The immediate impact has been swift and severe. We’re all paying more for almost everything. Energy is required for everything from manufacturing and transport to everyday household necessities like cooking and heating.
Inflation — ignited by shortages and shipping problems as the global economy recovered from the deepest recession in a century, and exacerbated by huge fiscal and monetary stimulus — is now running at multi-decade highs across the developed world.
The Ukraine invasion, which disrupted supplies of energy, food and metals, has seen a transient economic jolt morph into a longer-term crisis.
As the political and diplomatic situation becomes increasingly intractable, the pullback from globalisation to a more “made at home” mantra may help boost local employment. But it will come at a cost: higher prices.

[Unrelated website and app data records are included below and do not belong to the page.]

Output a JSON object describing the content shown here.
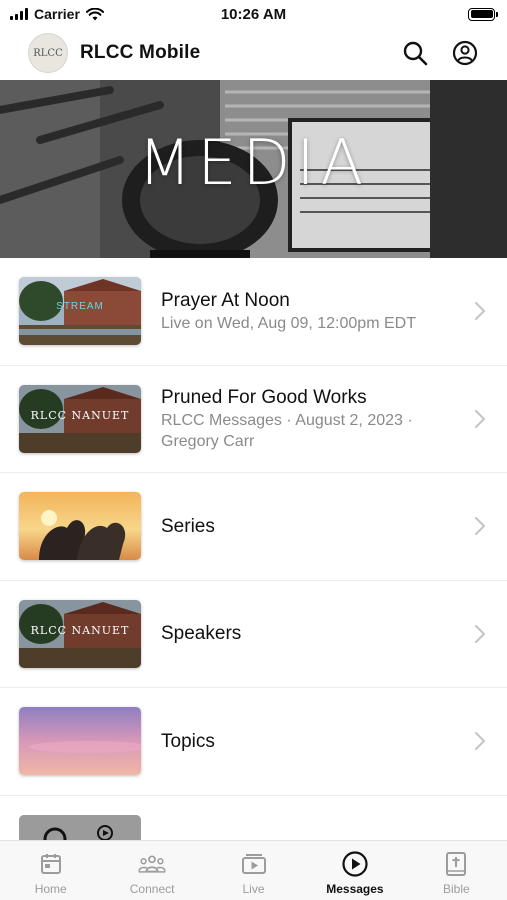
{
  "status_bar": {
    "carrier": "Carrier",
    "time": "10:26 AM"
  },
  "header": {
    "title": "RLCC Mobile",
    "logo_text": "RLCC"
  },
  "hero": {
    "title": "MEDIA"
  },
  "items": [
    {
      "title": "Prayer At Noon",
      "subtitle": "Live on Wed, Aug 09, 12:00pm EDT",
      "thumb_caption": "STREAM",
      "thumb": "church-building"
    },
    {
      "title": "Pruned For Good Works",
      "subtitle": "RLCC Messages · August 2, 2023 · Gregory Carr",
      "thumb_caption": "RLCC NANUET",
      "thumb": "church-building"
    },
    {
      "title": "Series",
      "subtitle": "",
      "thumb_caption": "",
      "thumb": "sunset-hearts"
    },
    {
      "title": "Speakers",
      "subtitle": "",
      "thumb_caption": "RLCC NANUET",
      "thumb": "church-building"
    },
    {
      "title": "Topics",
      "subtitle": "",
      "thumb_caption": "",
      "thumb": "pink-sky"
    }
  ],
  "tabs": [
    {
      "label": "Home",
      "icon": "calendar-icon",
      "active": false
    },
    {
      "label": "Connect",
      "icon": "people-icon",
      "active": false
    },
    {
      "label": "Live",
      "icon": "video-icon",
      "active": false
    },
    {
      "label": "Messages",
      "icon": "play-circle-icon",
      "active": true
    },
    {
      "label": "Bible",
      "icon": "bible-icon",
      "active": false
    }
  ],
  "colors": {
    "tab_active": "#111111",
    "tab_inactive": "#9c9c9c",
    "subtitle": "#8a8a8a",
    "stream_caption": "#62d6e6"
  }
}
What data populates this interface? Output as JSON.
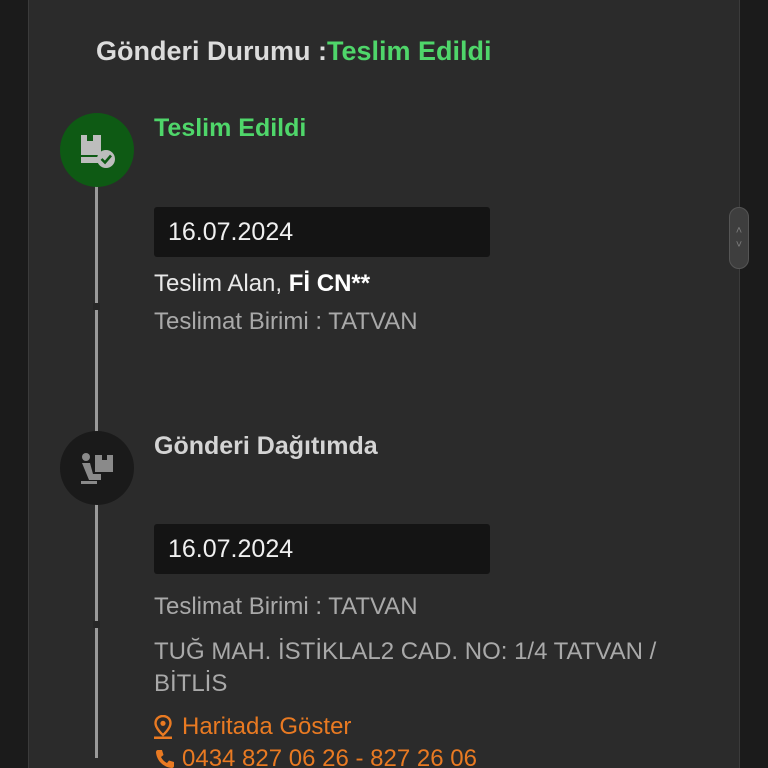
{
  "header": {
    "label": "Gönderi Durumu :",
    "status": "Teslim Edildi"
  },
  "steps": [
    {
      "title": "Teslim Edildi",
      "icon": "package-check-icon",
      "date": "16.07.2024",
      "receiver_label": "Teslim Alan,",
      "receiver_name": "Fİ CN**",
      "unit": "Teslimat Birimi : TATVAN"
    },
    {
      "title": "Gönderi Dağıtımda",
      "icon": "courier-delivery-icon",
      "date": "16.07.2024",
      "unit": "Teslimat Birimi : TATVAN",
      "address": "TUĞ MAH. İSTİKLAL2 CAD. NO: 1/4 TATVAN / BİTLİS",
      "map_link": "Haritada Göster",
      "phone": "0434 827 06 26 - 827 26 06"
    }
  ],
  "colors": {
    "success": "#4fd66a",
    "accent": "#e97a22",
    "background": "#2b2b2b"
  }
}
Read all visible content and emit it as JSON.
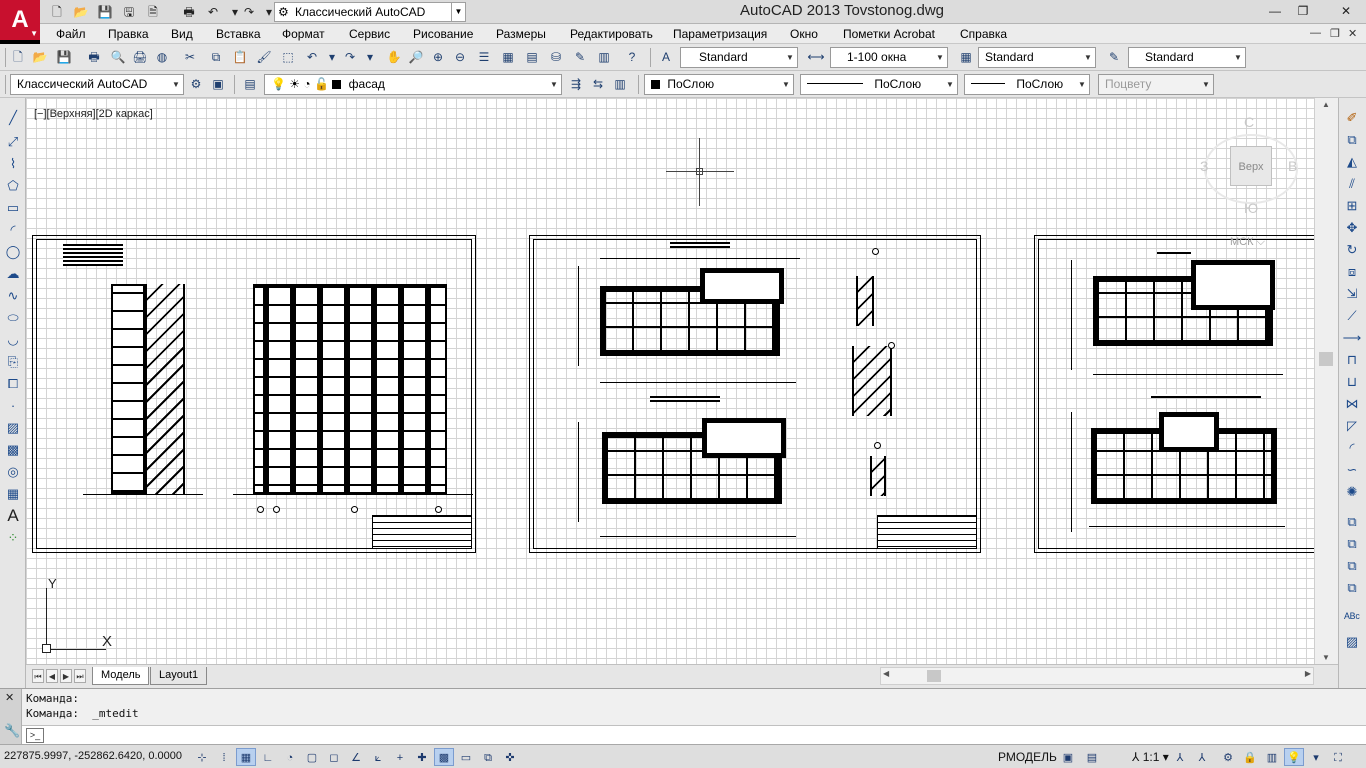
{
  "app": {
    "logo_letter": "A",
    "window_title": "AutoCAD 2013    Tovstonog.dwg",
    "workspace": "Классический AutoCAD"
  },
  "menu": {
    "items": [
      "Файл",
      "Правка",
      "Вид",
      "Вставка",
      "Формат",
      "Сервис",
      "Рисование",
      "Размеры",
      "Редактировать",
      "Параметризация",
      "Окно",
      "Пометки Acrobat",
      "Справка"
    ]
  },
  "styles_toolbar": {
    "text_style": "Standard",
    "dim_style": "1-100 окна",
    "table_style": "Standard",
    "multileader_style": "Standard"
  },
  "layers_toolbar": {
    "workspace": "Классический AutoCAD",
    "current_layer": "фасад",
    "color": "ПоСлою",
    "linetype": "ПоСлою",
    "lineweight": "ПоСлою",
    "plotstyle": "Поцвету"
  },
  "viewport": {
    "label": "[−][Верхняя][2D каркас]"
  },
  "viewcube": {
    "north": "С",
    "south": "Ю",
    "west": "З",
    "east": "В",
    "face": "Верх",
    "wcs": "МСК"
  },
  "ucs": {
    "x": "X",
    "y": "Y"
  },
  "tabs": {
    "model": "Модель",
    "layout1": "Layout1"
  },
  "command": {
    "history": [
      "Команда:",
      "Команда:  _mtedit"
    ],
    "input": ""
  },
  "status": {
    "coordinates": "227875.9997, -252862.6420, 0.0000",
    "space": "РМОДЕЛЬ",
    "annotation_scale": "1:1"
  },
  "icons": {
    "colors": {
      "logo_bg": "#c8102e",
      "grid": "#d4d4d4",
      "toolbar": "#e6e6e6"
    }
  }
}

When China became the world’s factory, making everything from socks to space-age industrial goods, the sheer scale of its production kept a lid on prices. That trend is over. So too is the country’s attraction to Western firms.
Life for foreigners running large enterprises in China has always been problematic. But the increasingly unpredictable nature of the regime has seen a collapse in direct foreign investment, which has begun to weigh on growth.
And the trade war waged by China against Australia — which backfired spectacularly with shortages of coal and food — has prompted many global business leaders to seek out alternative manufacturing destinations like Vietnam and Malaysia.
Those tensions are only likely to continue as Beijing continues to woo Pacific nations into the fold as it recruits UN votes in preparation for its very own expansion into neighbouring territory, Taiwan.